(Here is Part 2 of an extensive guest review by Rob Watson that began yesterday [here]. The music can again be found at the end.)
Last time, I got to grips with the opening three tracks of Window to the World. However, these first three songs may be difficult to appreciate if you are not an avid fan of the intimidation, claustrophobia, and general evil that enters into the sound of a lot of modern metal (a band that exemplifies this approach to sound are the Australian death metal outfit Portal). When I listen to the former half of Window to the World, I almost feel as if oxygen is gradually being sucked from the music, so that soon there will be no fresh air to breath and I will be unable to remain in the narcotic wasteland that has been carved within the music.

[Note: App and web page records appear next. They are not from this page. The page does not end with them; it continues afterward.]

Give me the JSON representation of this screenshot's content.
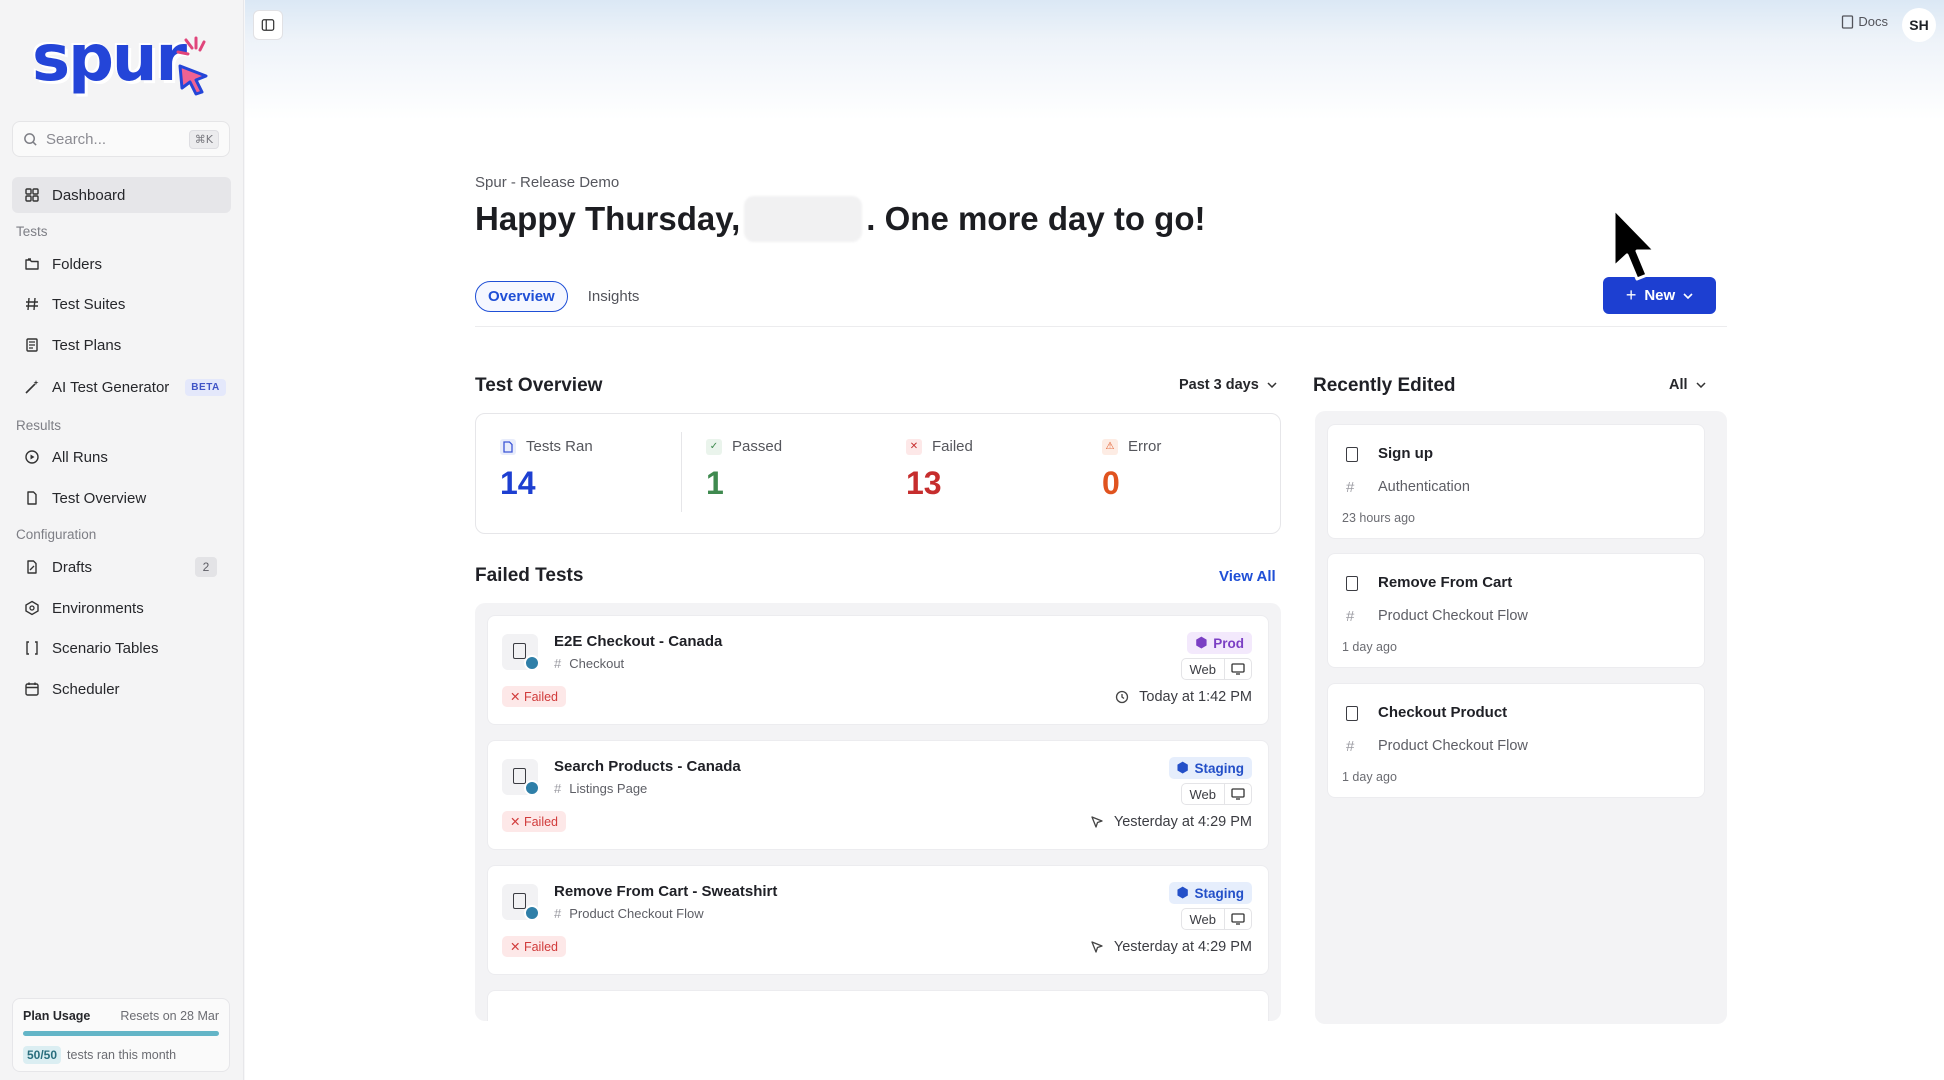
{
  "sidebar": {
    "logo": "spur",
    "search": {
      "placeholder": "Search...",
      "shortcut": "⌘K"
    },
    "dashboard": "Dashboard",
    "sections": {
      "tests": "Tests",
      "results": "Results",
      "configuration": "Configuration"
    },
    "tests_items": [
      "Folders",
      "Test Suites",
      "Test Plans",
      "AI Test Generator"
    ],
    "beta_label": "BETA",
    "results_items": [
      "All Runs",
      "Test Overview"
    ],
    "config_items": [
      "Drafts",
      "Environments",
      "Scenario Tables",
      "Scheduler"
    ],
    "drafts_count": "2",
    "plan": {
      "title": "Plan Usage",
      "resets": "Resets on 28 Mar",
      "usage": "50/50",
      "usage_text": "tests ran this month",
      "fill": 1.0
    }
  },
  "header": {
    "docs": "Docs",
    "avatar": "SH"
  },
  "page": {
    "breadcrumb": "Spur - Release Demo",
    "greeting_start": "Happy Thursday,",
    "greeting_end": ". One more day to go!",
    "tabs": [
      "Overview",
      "Insights"
    ],
    "new_button": "New"
  },
  "test_overview": {
    "title": "Test Overview",
    "range": "Past 3 days",
    "stats": [
      {
        "label": "Tests Ran",
        "value": "14",
        "color": "#1d3fd1"
      },
      {
        "label": "Passed",
        "value": "1",
        "color": "#3f8a4f"
      },
      {
        "label": "Failed",
        "value": "13",
        "color": "#c62d2d"
      },
      {
        "label": "Error",
        "value": "0",
        "color": "#e0531f"
      }
    ]
  },
  "failed_tests": {
    "title": "Failed Tests",
    "view_all": "View All",
    "items": [
      {
        "name": "E2E Checkout - Canada",
        "suite": "Checkout",
        "status": "Failed",
        "env": "Prod",
        "platform": "Web",
        "time": "Today at 1:42 PM"
      },
      {
        "name": "Search Products - Canada",
        "suite": "Listings Page",
        "status": "Failed",
        "env": "Staging",
        "platform": "Web",
        "time": "Yesterday at 4:29 PM"
      },
      {
        "name": "Remove From Cart - Sweatshirt",
        "suite": "Product Checkout Flow",
        "status": "Failed",
        "env": "Staging",
        "platform": "Web",
        "time": "Yesterday at 4:29 PM"
      }
    ]
  },
  "recently_edited": {
    "title": "Recently Edited",
    "filter": "All",
    "items": [
      {
        "name": "Sign up",
        "suite": "Authentication",
        "time": "23 hours ago"
      },
      {
        "name": "Remove From Cart",
        "suite": "Product Checkout Flow",
        "time": "1 day ago"
      },
      {
        "name": "Checkout Product",
        "suite": "Product Checkout Flow",
        "time": "1 day ago"
      }
    ]
  }
}
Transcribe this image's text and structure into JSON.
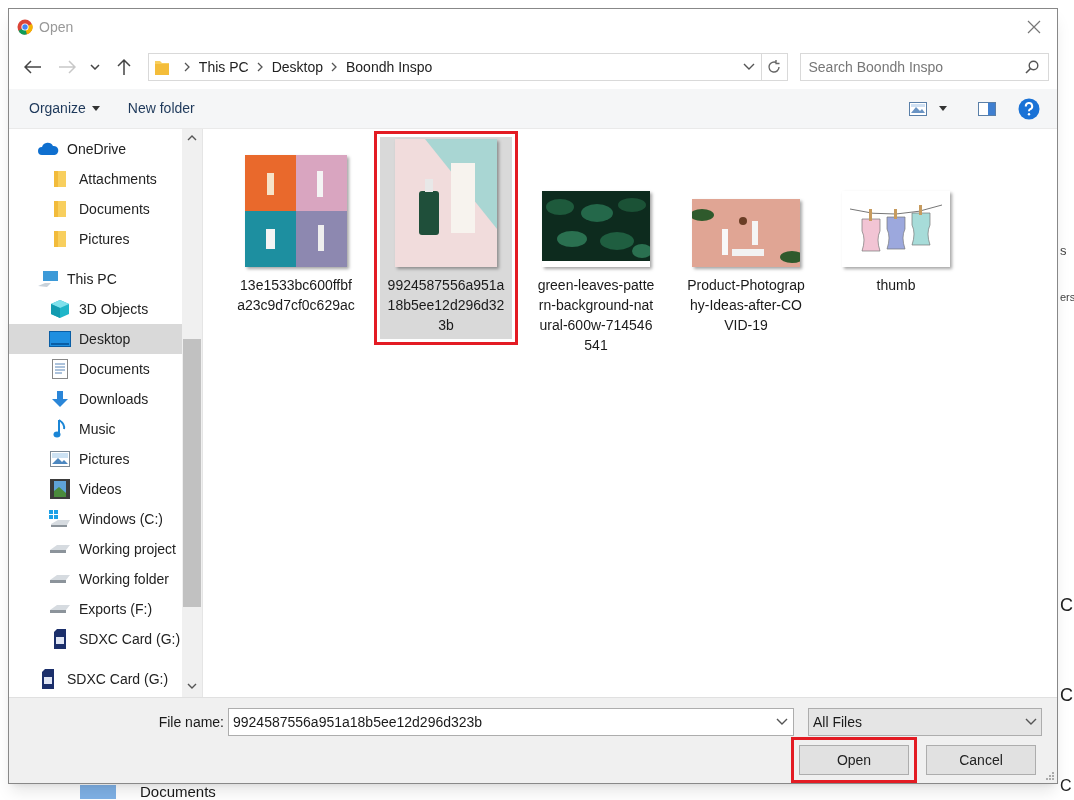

Fortunately, much of the second half is pure melodious oxygen, fulfilling, magnificent, and blossoming with a totally different character than the first.
This metamorphosis of sound begins with ‘The Sanest Sentence’, which is probably the most in-depth song on the album compositionally. It begins very gently, as though it is barely there at all. The development of the music is like what you might see at dawn on a cold morning from within a wood, the light slowly penetrating the foliage. It is rather like a revelation, of sorts: A new corridor within the synaptic networks of the mind is being explored by this gentler, more graceful side to the band’s work.
Unlike many of the motifs and riffs that have gone before in this album, it has a strongly rooted harmonic structure. The chromatic, jarring style of the earlier parts of the album, which resembled classical composers such as Stravinsky or some of Shostakovich’s more aggressive compositions, has been replaced by something more akin to Ravel or Debussy. The immense beauty and simplicity of pieces like ‘Pavane Pour Une Infante Défunte’ or ‘Prélude à l’ Après-midi d’un Faune’ display a similar character to the opening of ‘The Sanest Sentence’, as do certain themes from video game soundtracks, especially those composed by Nobuo Uematsu (the Final Fantasy series is the most famous of his game soundtracks). Continue reading »